Paved roads are nice to look at, but they’re easily damaged and costly to repair. UV rays, weather, oxidation and constant traffic wear down paved surfaces, loosening rocks and creating dangerous potholes.
But are there better alternatives for paving roads than traditional asphalt? At TEDxDelft, civil engineer Erik Schlangen says yes. Here he demonstrates a new type of porous asphalt with an astonishing feature: When cracked, it can be “healed” by induction heating.
This “self-healing” asphalt is infused with tiny strands of steel wool (yes, that steel wool — the same used to scrub dishes), which clings to the binding of the asphalt, called bitumen. When Schlangen’s asphalt develops a crack, caretakers can use heat to melt the steel mixed in the bitumen, which then liquifies and flows into the road’s cracks, “healing” itself.
Onstage, Erik demonstrates this process by dropping a piece of his asphalt into liquid nitrogen, breaking it, and then heating it in a microwave to “heal it,” a process from which the asphalt reemerges fully formed. Out on the roadways, he and his team from the Delft University of Technology are working on a real piece of highway donated by the Dutch government, 400 meters of the A58, where they’ve discovered that this process really works, as Erik says in his talk:
"If we go on the road every four years with our healing machine — this is the big version we have made to go on the real road — if we go on the road every four years, we can double the surface life of this road, which of course saves a lot of money."
Erik is also working with microbiologist Henk Jonkers to create a “self-healing” building concrete (pictured above, on bottom), which is infused with bacterial spores and a compound that feeds these spores — calcium lactate. "When the biomaterial is exposed to water (one of the many things known to contribute to the degradation of concrete)," says io9, "the bacteria set to work converting calcium lactate into calcite, which fills in surrounding cracks."

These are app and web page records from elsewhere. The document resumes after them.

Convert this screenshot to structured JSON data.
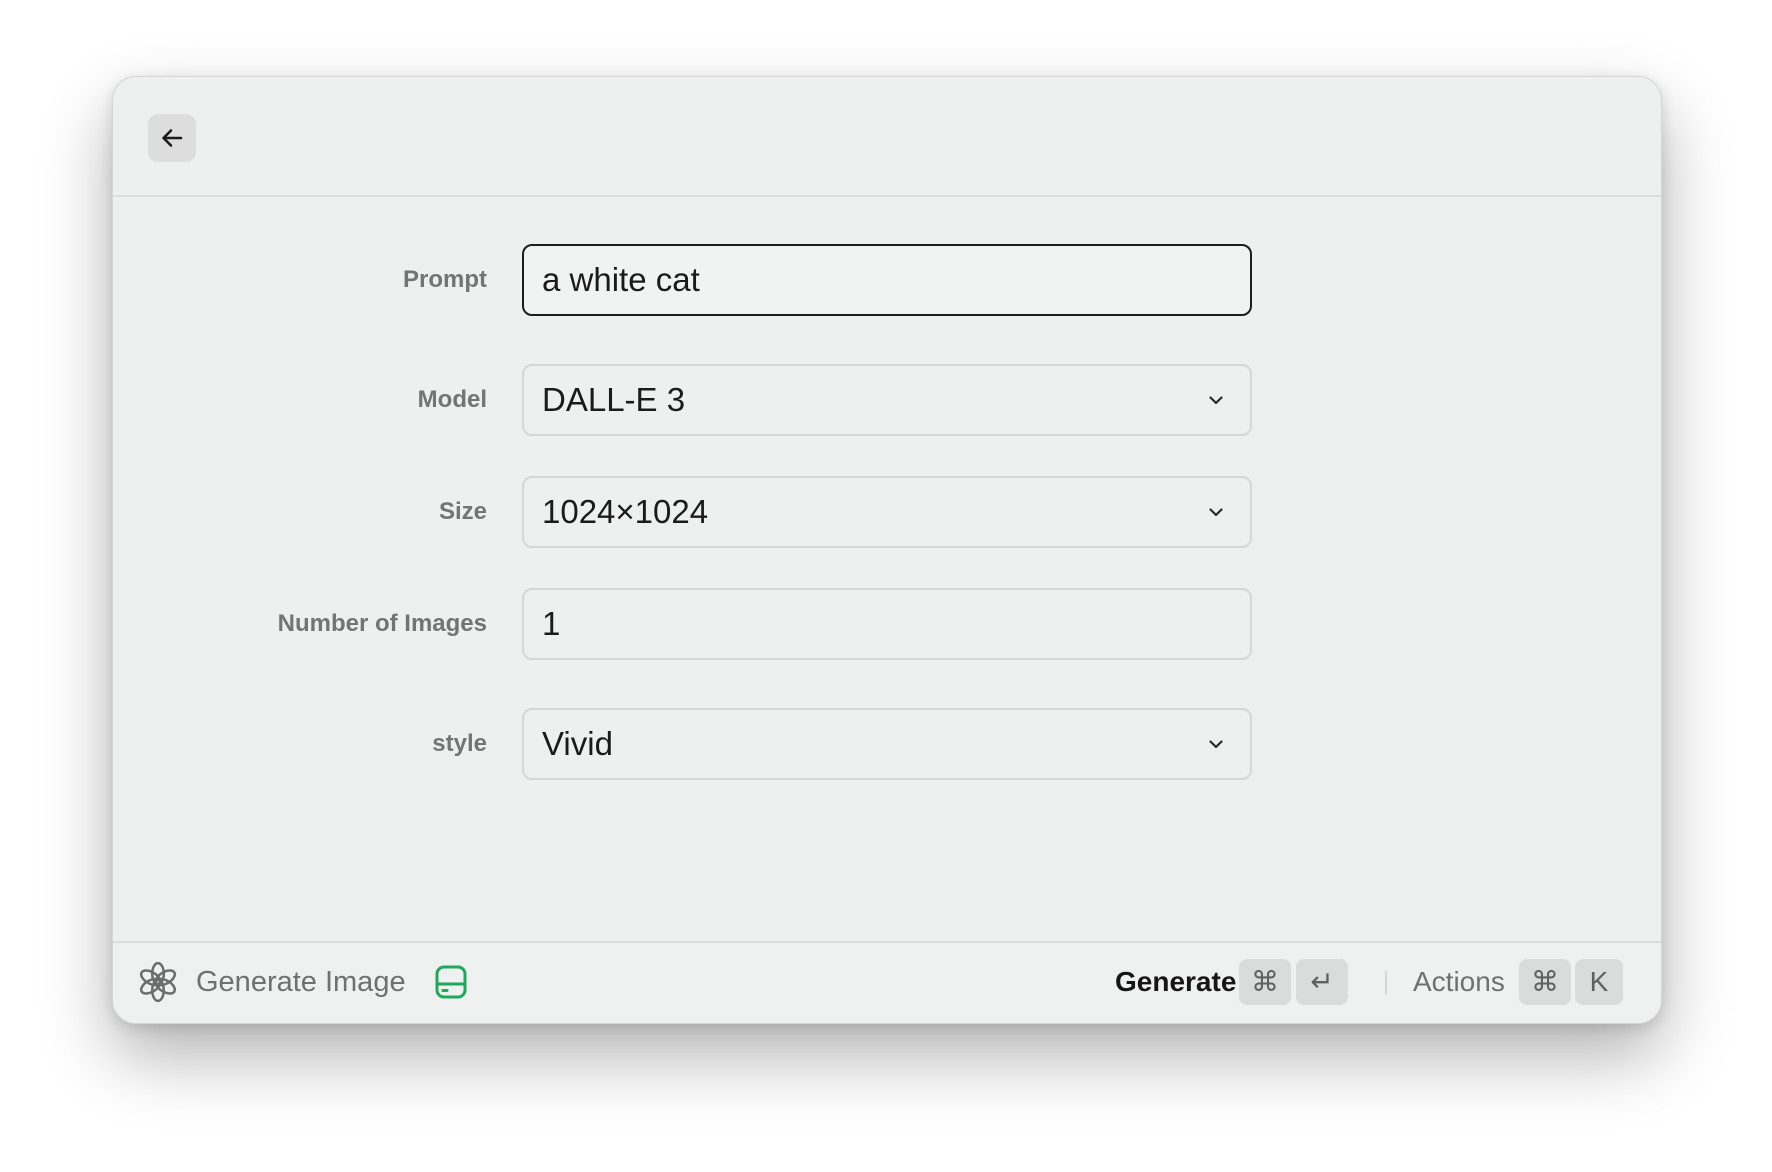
{
  "header": {
    "back_icon": "arrow-left-icon"
  },
  "form": {
    "prompt": {
      "label": "Prompt",
      "value": "a white cat"
    },
    "model": {
      "label": "Model",
      "value": "DALL-E 3"
    },
    "size": {
      "label": "Size",
      "value": "1024×1024"
    },
    "number_of_images": {
      "label": "Number of Images",
      "value": "1"
    },
    "style": {
      "label": "style",
      "value": "Vivid"
    }
  },
  "footer": {
    "app_icon": "openai-logo-icon",
    "title": "Generate Image",
    "storage_icon": "hard-drive-icon",
    "storage_icon_color": "#1ea85a",
    "primary_action": "Generate",
    "primary_shortcut": [
      "⌘",
      "↵"
    ],
    "secondary_action": "Actions",
    "secondary_shortcut": [
      "⌘",
      "K"
    ]
  },
  "colors": {
    "window_bg": "#eef0ef",
    "accent_green": "#1ea85a",
    "label_gray": "#737574",
    "text_dark": "#1b1b1b"
  }
}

We can’t wait to see what comes of these exciting new building materials, and until then, we’re crossing our fingers for self-healing smartphone screens.
(Bio-concrete photo via io9)